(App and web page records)
* * * * *

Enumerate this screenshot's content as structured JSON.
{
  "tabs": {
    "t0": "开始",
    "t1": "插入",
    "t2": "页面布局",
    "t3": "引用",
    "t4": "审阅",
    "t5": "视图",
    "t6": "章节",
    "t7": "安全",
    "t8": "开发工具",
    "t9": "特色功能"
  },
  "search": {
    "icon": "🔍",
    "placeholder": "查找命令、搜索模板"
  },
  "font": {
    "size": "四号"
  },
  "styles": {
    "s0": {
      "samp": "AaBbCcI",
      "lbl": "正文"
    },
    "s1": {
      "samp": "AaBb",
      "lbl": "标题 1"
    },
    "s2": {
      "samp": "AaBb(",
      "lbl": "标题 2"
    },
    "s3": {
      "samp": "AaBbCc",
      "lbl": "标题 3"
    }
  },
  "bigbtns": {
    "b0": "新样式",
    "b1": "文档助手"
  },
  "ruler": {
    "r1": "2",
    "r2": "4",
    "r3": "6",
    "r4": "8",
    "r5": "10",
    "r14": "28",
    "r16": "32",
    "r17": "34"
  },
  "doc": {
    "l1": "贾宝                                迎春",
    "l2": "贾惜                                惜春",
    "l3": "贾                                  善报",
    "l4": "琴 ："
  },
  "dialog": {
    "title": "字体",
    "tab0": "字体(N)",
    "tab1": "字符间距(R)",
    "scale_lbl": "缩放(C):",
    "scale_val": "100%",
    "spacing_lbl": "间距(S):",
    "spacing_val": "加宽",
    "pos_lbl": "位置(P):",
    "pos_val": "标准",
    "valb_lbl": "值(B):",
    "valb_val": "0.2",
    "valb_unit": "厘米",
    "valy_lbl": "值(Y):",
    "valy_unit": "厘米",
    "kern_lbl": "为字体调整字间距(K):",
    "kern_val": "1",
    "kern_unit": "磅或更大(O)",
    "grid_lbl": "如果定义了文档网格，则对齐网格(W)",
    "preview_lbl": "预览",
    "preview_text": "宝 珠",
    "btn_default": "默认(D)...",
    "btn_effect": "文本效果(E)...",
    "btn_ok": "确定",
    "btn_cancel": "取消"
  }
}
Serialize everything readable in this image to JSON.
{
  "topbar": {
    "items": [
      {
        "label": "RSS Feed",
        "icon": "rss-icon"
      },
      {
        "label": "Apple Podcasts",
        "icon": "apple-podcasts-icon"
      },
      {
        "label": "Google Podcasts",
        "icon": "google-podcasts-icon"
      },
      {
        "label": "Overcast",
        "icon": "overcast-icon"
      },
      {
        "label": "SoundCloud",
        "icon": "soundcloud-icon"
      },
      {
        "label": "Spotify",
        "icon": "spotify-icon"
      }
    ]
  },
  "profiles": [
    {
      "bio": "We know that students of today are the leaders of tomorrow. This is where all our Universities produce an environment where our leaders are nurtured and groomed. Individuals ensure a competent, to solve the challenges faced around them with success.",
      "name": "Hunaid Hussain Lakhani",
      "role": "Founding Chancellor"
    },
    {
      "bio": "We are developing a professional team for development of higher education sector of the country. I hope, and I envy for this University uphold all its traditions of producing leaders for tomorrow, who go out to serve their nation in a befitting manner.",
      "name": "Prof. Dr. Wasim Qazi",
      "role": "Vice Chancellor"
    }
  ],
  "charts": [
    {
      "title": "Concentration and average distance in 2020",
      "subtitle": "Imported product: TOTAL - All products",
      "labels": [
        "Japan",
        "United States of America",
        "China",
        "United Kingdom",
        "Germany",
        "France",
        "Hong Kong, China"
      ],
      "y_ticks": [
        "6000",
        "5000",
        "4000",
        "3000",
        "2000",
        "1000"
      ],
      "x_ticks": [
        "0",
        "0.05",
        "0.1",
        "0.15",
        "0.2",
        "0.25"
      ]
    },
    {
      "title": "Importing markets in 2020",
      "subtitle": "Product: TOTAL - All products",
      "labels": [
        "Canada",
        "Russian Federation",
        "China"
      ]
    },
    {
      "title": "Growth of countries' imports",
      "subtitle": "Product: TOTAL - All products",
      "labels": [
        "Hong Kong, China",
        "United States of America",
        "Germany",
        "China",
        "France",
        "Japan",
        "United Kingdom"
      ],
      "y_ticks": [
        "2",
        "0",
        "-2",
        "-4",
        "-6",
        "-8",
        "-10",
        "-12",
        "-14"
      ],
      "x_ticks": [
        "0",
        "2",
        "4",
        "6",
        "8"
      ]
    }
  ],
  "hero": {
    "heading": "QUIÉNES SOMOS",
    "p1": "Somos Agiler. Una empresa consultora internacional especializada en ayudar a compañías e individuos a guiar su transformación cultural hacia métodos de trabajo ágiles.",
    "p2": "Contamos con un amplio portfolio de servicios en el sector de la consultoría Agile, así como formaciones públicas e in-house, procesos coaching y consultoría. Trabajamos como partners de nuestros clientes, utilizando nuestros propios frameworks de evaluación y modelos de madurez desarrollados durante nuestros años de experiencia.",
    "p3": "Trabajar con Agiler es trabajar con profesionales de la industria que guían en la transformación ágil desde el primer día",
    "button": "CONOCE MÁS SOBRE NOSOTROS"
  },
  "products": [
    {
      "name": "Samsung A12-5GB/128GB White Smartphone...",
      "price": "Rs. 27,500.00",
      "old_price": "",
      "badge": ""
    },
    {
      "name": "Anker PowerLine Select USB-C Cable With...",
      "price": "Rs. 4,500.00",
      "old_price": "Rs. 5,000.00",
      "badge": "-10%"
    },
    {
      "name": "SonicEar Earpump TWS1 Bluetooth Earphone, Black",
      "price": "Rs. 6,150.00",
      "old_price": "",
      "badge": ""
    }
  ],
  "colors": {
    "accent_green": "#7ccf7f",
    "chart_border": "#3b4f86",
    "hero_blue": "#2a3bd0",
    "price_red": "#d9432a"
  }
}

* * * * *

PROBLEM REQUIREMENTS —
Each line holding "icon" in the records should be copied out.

RESULT FOR THIS TASK —
    "icon": "🔍",
        "icon": "rss-icon"
        "icon": "apple-podcasts-icon"
        "icon": "google-podcasts-icon"
        "icon": "overcast-icon"
        "icon": "soundcloud-icon"
        "icon": "spotify-icon"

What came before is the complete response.